2016-05-12-thebiblecollectiongenesisRecently re-released in HD, The Bible Collection is a collection of films from the 90s made by TNT, based on various stories from the Bible. I’m always craving Biblical content, and you can pick up all of these in HD from Google Play for approximately $50. The very first one is, of course, based on Genesis, and I had no idea what to expect going into this series.

First off, I have to say that this is one of the most beautifully shot and presented Biblical films I’ve ever seen.

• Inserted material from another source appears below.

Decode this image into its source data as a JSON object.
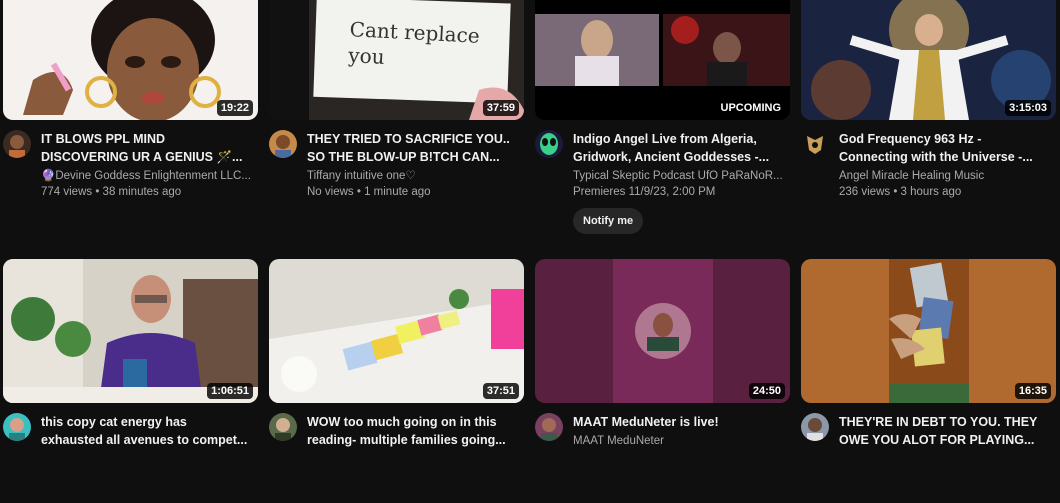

The soundtrack is amazing as well, and really helps transport you to a foreign, ancient land far removed from what we know nowadays.

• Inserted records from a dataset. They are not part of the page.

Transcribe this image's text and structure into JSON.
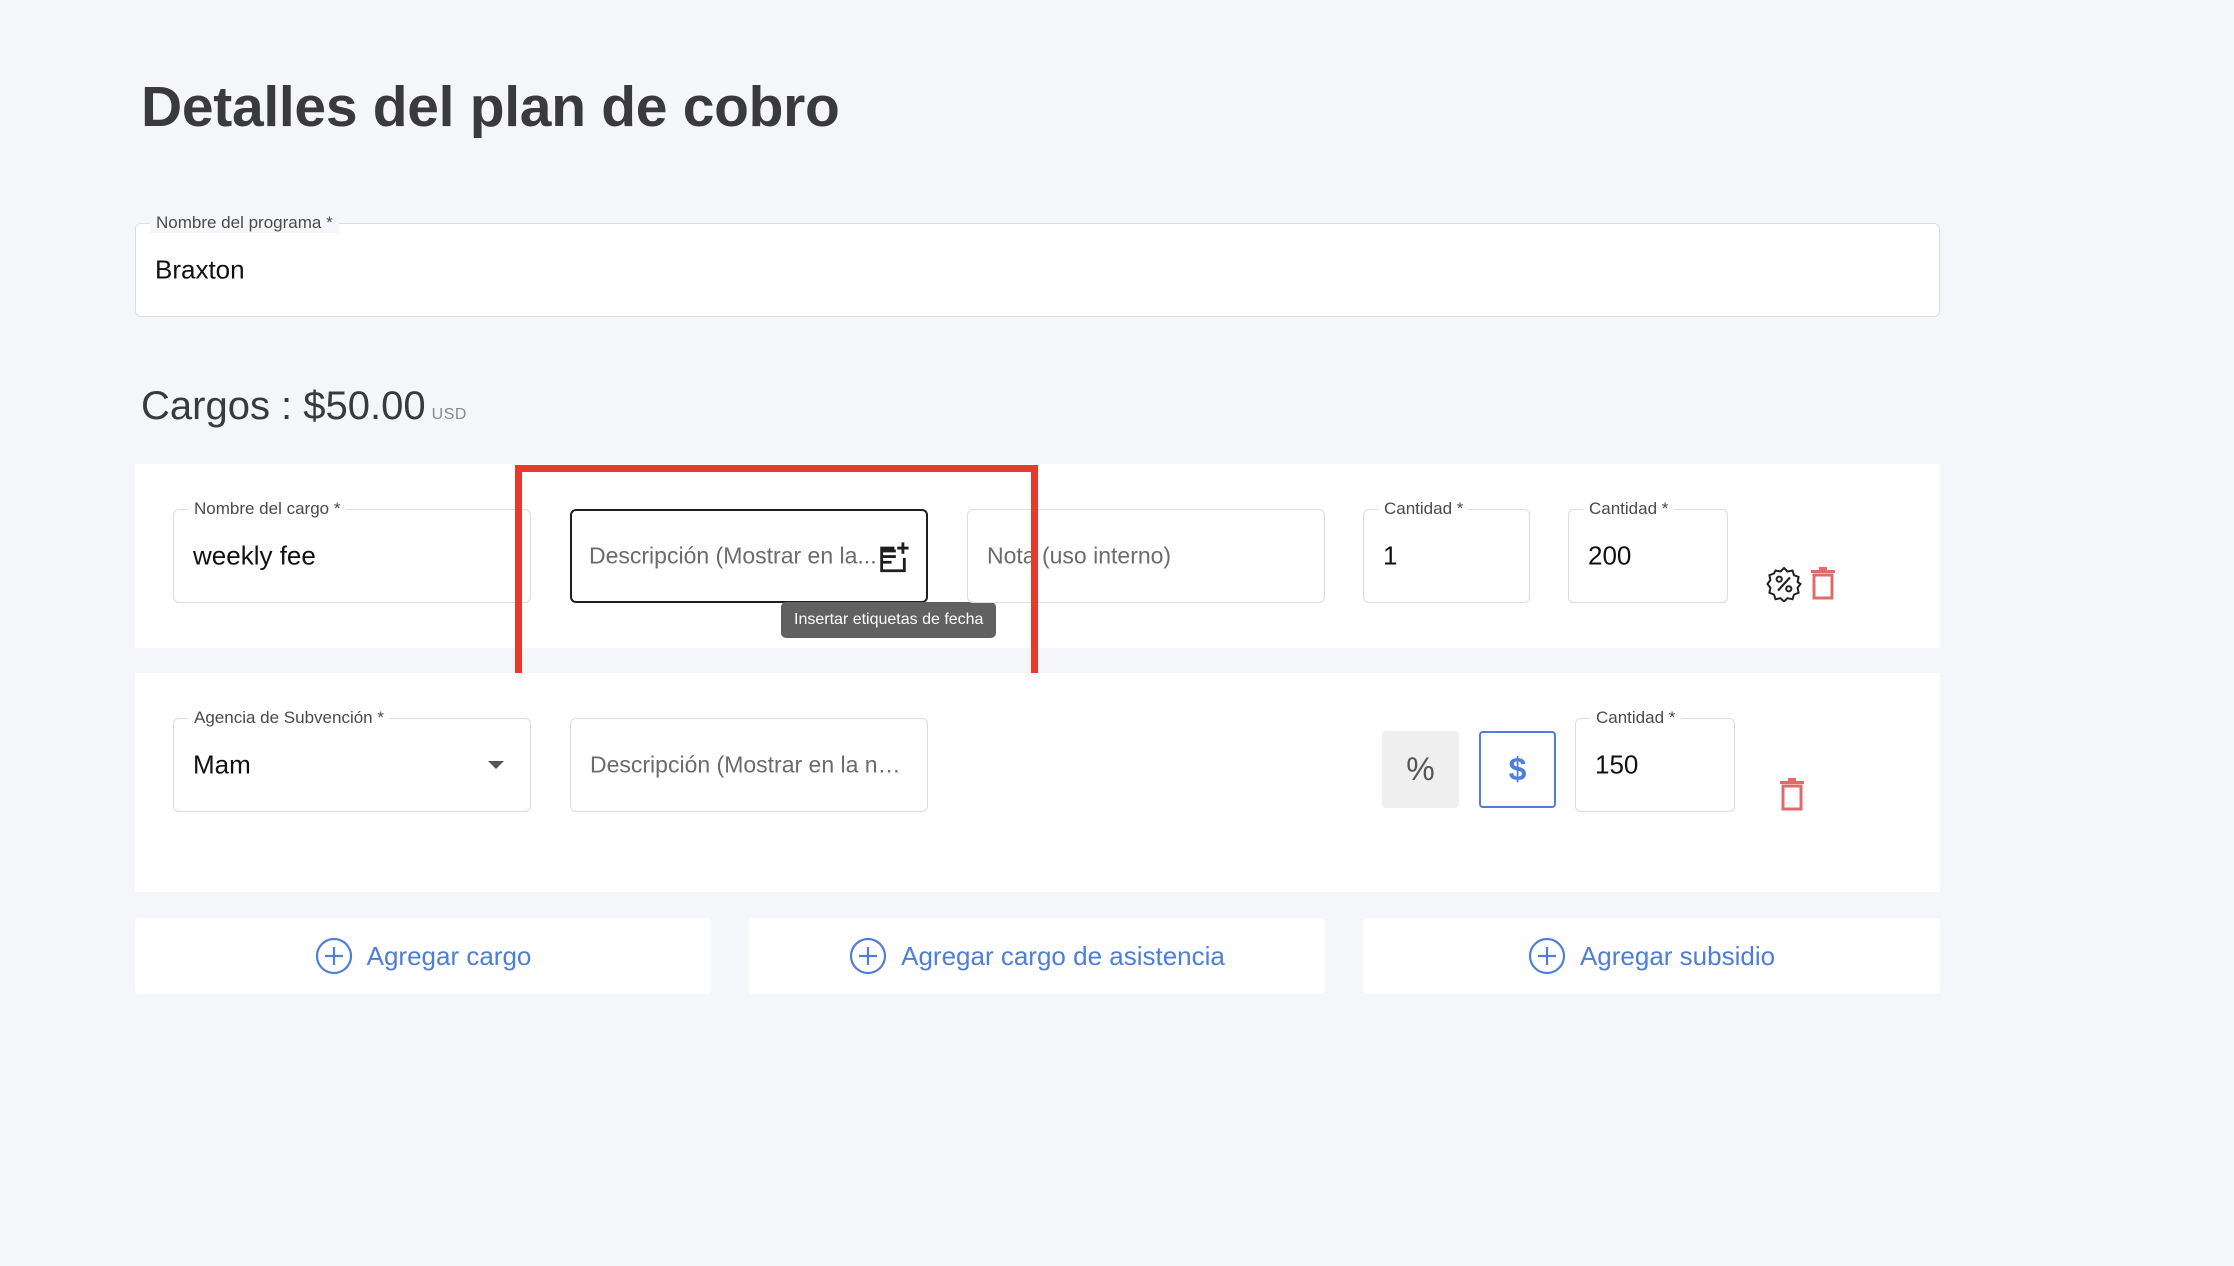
{
  "page": {
    "title": "Detalles del plan de cobro"
  },
  "program": {
    "label": "Nombre del programa *",
    "value": "Braxton"
  },
  "charges": {
    "title": "Cargos : $50.00",
    "currency": "USD",
    "charge_row": {
      "name_label": "Nombre del cargo *",
      "name_value": "weekly fee",
      "description_placeholder": "Descripción (Mostrar en la...",
      "note_placeholder": "Nota (uso interno)",
      "quantity_label": "Cantidad *",
      "quantity_value": "1",
      "amount_label": "Cantidad *",
      "amount_value": "200",
      "tooltip": "Insertar etiquetas de fecha"
    },
    "subsidy_row": {
      "agency_label": "Agencia de Subvención *",
      "agency_value": "Mam",
      "description_placeholder": "Descripción (Mostrar en la not...",
      "percent_symbol": "%",
      "dollar_symbol": "$",
      "amount_label": "Cantidad *",
      "amount_value": "150"
    }
  },
  "actions": {
    "add_charge": "Agregar cargo",
    "add_attendance_charge": "Agregar cargo de asistencia",
    "add_subsidy": "Agregar subsidio"
  },
  "colors": {
    "accent": "#4e7ed8",
    "delete": "#e06b6b",
    "highlight": "#e53a2c"
  }
}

The next thing I should mention is that this is NOT a traditional book of Genesis movie where they hit every single plot point/verse and cover it in detail and explain everything that is going on. If anything, I would say it’s aimed at Christians first and foremost, who know the source material, and simply want to see a big-budget approach to it. That being understood, I’m just amazed at how awesome it was to see such a simplistic and basic approach to the everyday life of people at the dawn of humanity.

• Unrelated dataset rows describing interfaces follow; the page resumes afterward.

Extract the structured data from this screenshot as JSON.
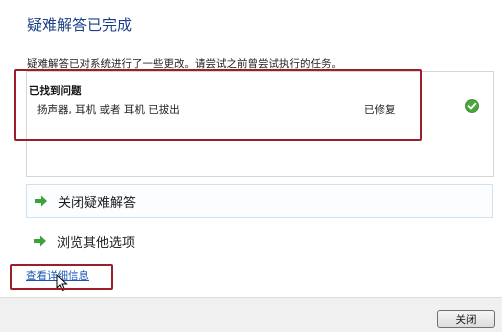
{
  "header": {
    "title": "疑难解答已完成",
    "description": "疑难解答已对系统进行了一些更改。请尝试之前曾尝试执行的任务。"
  },
  "problems": {
    "heading": "已找到问题",
    "items": [
      {
        "text": "扬声器, 耳机 或者 耳机 已拔出",
        "status": "已修复",
        "status_icon": "check-circle-icon"
      }
    ]
  },
  "options": [
    {
      "label": "关闭疑难解答",
      "icon": "green-arrow-icon"
    },
    {
      "label": "浏览其他选项",
      "icon": "green-arrow-icon"
    }
  ],
  "details_link": "查看详细信息",
  "footer": {
    "close_label": "关闭"
  },
  "colors": {
    "title": "#1a3f86",
    "link": "#1a56b5",
    "arrow": "#3aa33a",
    "check": "#4aa83a",
    "highlight": "#9a1f2a"
  }
}
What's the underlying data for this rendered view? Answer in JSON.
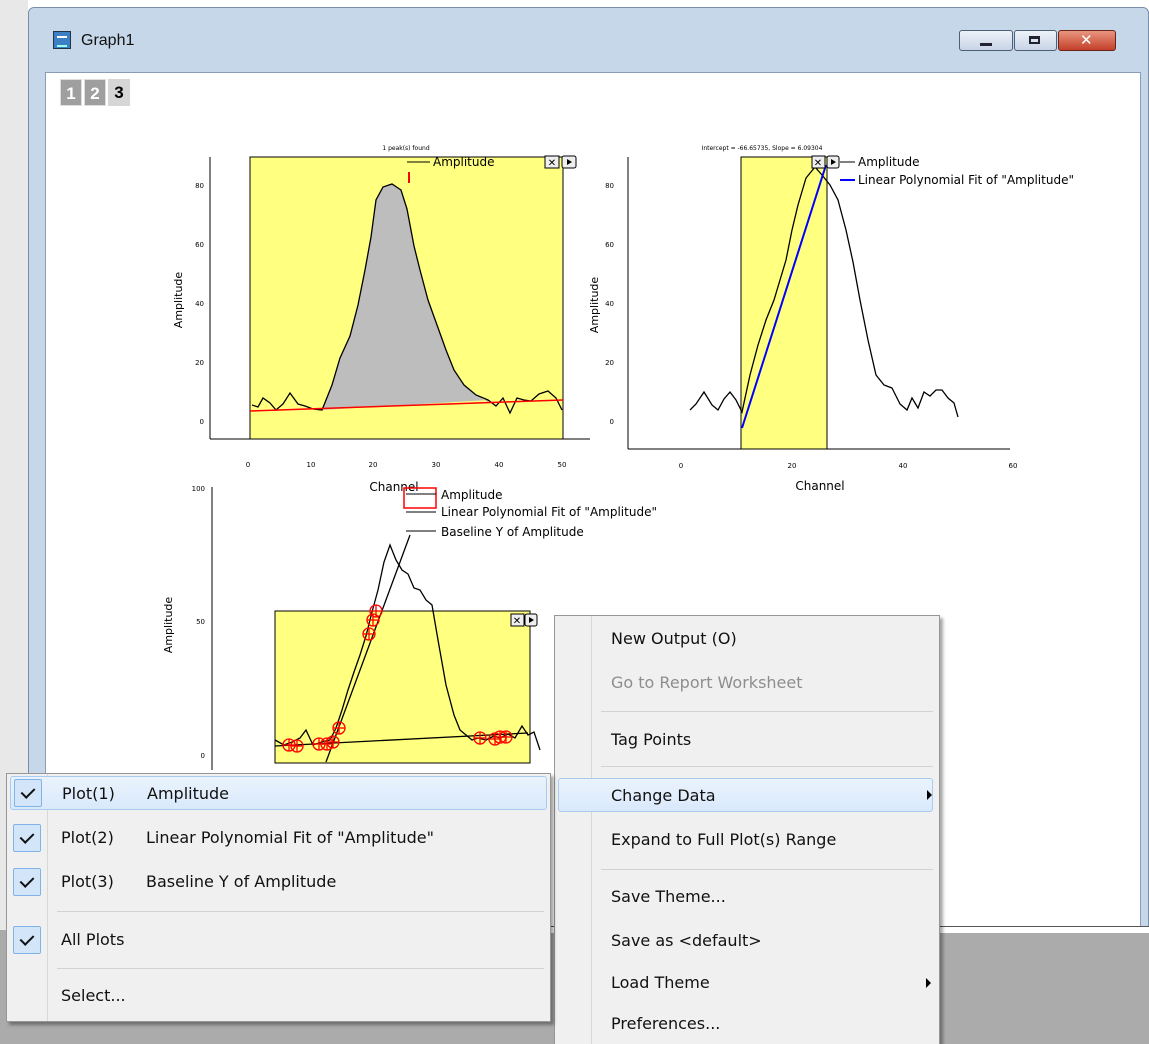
{
  "window": {
    "title": "Graph1"
  },
  "layer_tabs": [
    "1",
    "2",
    "3"
  ],
  "active_layer_tab": "3",
  "graphs": [
    {
      "header": "1 peak(s) found",
      "legend": [
        "Amplitude"
      ],
      "ylabel": "Amplitude",
      "xlabel": "Channel",
      "xticks": [
        "0",
        "10",
        "20",
        "30",
        "40",
        "50"
      ],
      "yticks": [
        "0",
        "20",
        "40",
        "60",
        "80"
      ]
    },
    {
      "header": "Intercept = -66.65735, Slope = 6.09304",
      "legend": [
        "Amplitude",
        "Linear Polynomial Fit of \"Amplitude\""
      ],
      "ylabel": "Amplitude",
      "xlabel": "Channel",
      "xticks": [
        "0",
        "20",
        "40",
        "60"
      ],
      "yticks": [
        "0",
        "20",
        "40",
        "60",
        "80"
      ]
    },
    {
      "header": "",
      "legend": [
        "Amplitude",
        "Linear Polynomial Fit of \"Amplitude\"",
        "Baseline Y of Amplitude"
      ],
      "ylabel": "Amplitude",
      "xlabel": "",
      "xticks": [],
      "yticks": [
        "0",
        "50",
        "100"
      ]
    }
  ],
  "context_menu": {
    "items": [
      "New Output (O)",
      "Go to Report Worksheet",
      "Tag Points",
      "Change Data",
      "Expand to Full Plot(s) Range",
      "Save Theme...",
      "Save as <default>",
      "Load Theme",
      "Preferences..."
    ],
    "disabled": [
      "Go to Report Worksheet"
    ],
    "highlighted": "Change Data"
  },
  "submenu": {
    "plots": [
      {
        "tag": "Plot(1)",
        "name": "Amplitude",
        "checked": true
      },
      {
        "tag": "Plot(2)",
        "name": "Linear Polynomial Fit of \"Amplitude\"",
        "checked": true
      },
      {
        "tag": "Plot(3)",
        "name": "Baseline Y of Amplitude",
        "checked": true
      }
    ],
    "all_plots": {
      "label": "All Plots",
      "checked": true
    },
    "select": "Select..."
  },
  "colors": {
    "panel_fill": "#ffff80",
    "peak_fill": "#bdbdbd",
    "baseline": "#ff0000",
    "fit_line": "#0000ff",
    "marker": "#ff0000",
    "highlight": "#d9e9fb"
  }
}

For example, the movie slows down for quite a few minutes to show just how harsh the world of Cain’s is when he’s attempting to do something as simple as plant some of the first crops of the world. It’s dead-on in its portrayal of “trial and error” by showing him crudely digging a hole with his hands, a stick and then discovering a rock breaks up the ground even more easily. When the scene shifts to him living in a cave and basically making very little progress and then seeing him get angry over wild pigs ruining his crops, you feel for the people back then.

Another awesome sequence is when Noah and his family keep seeing new human royalty traveling by (increasing in scope and splendor each time), in love with themselves, only for us viewers to see the heathen people come and go over time.

Lastly, the casting and lack of spoken language adds a huge amount of authenticity to the entire production.

This is a very good film (despite some stuff that is obviously inaccurate, such as the ark’s size), and definitely worth watching.

The Action Bible

2016-05-02-actionbibleThis is kind of crazy to admit, but as I close in on my mid-thirties, The Action Bible is actually the FIRST time I have ever been exposed to the Bible fully, at least in a major story-by-story sense, in my entire life. In fact, I’d say it’s very sad it’s taken me this long!

What I find absolutely incredible about the Action Bible though is how it makes the stories of the Bible presentable in a fashion that can be easily understood by just about anyone, young or old, guy or girl.

The artwork is above average throughout the entire 600+ page book, with visuals that summarize large amounts of text in a more streamlined, efficient manner. The imagery also helps people comprehend the world, people and things of the time very well while the overall messages and stories are conveyed.

Now, obviously this Bible is aimed at younger people (teens) and is not a direct translation, but rather a “summarizing” of Bible content. Many important and critical messages, characters and events aren’t present at all, particularly during the New Testament — simply because either that info would be too lengthy / difficult to present visually, would slow down the pacing of this book a lot or just wouldn’t fit the overall tone (making an approachable, easy to read Bible).

I would say The Action Bible is perfect for people who want an initial, visual, understandable version of the Bible that they can wrap their head around…and then after readers complete it, they can move on a standard, true, complete translation of The Bible to get the full messages and meanings God intended. And as they read subsequent Bibles, they can use this one as a visual reference.

I love this version and was extremely grateful to be able to read it.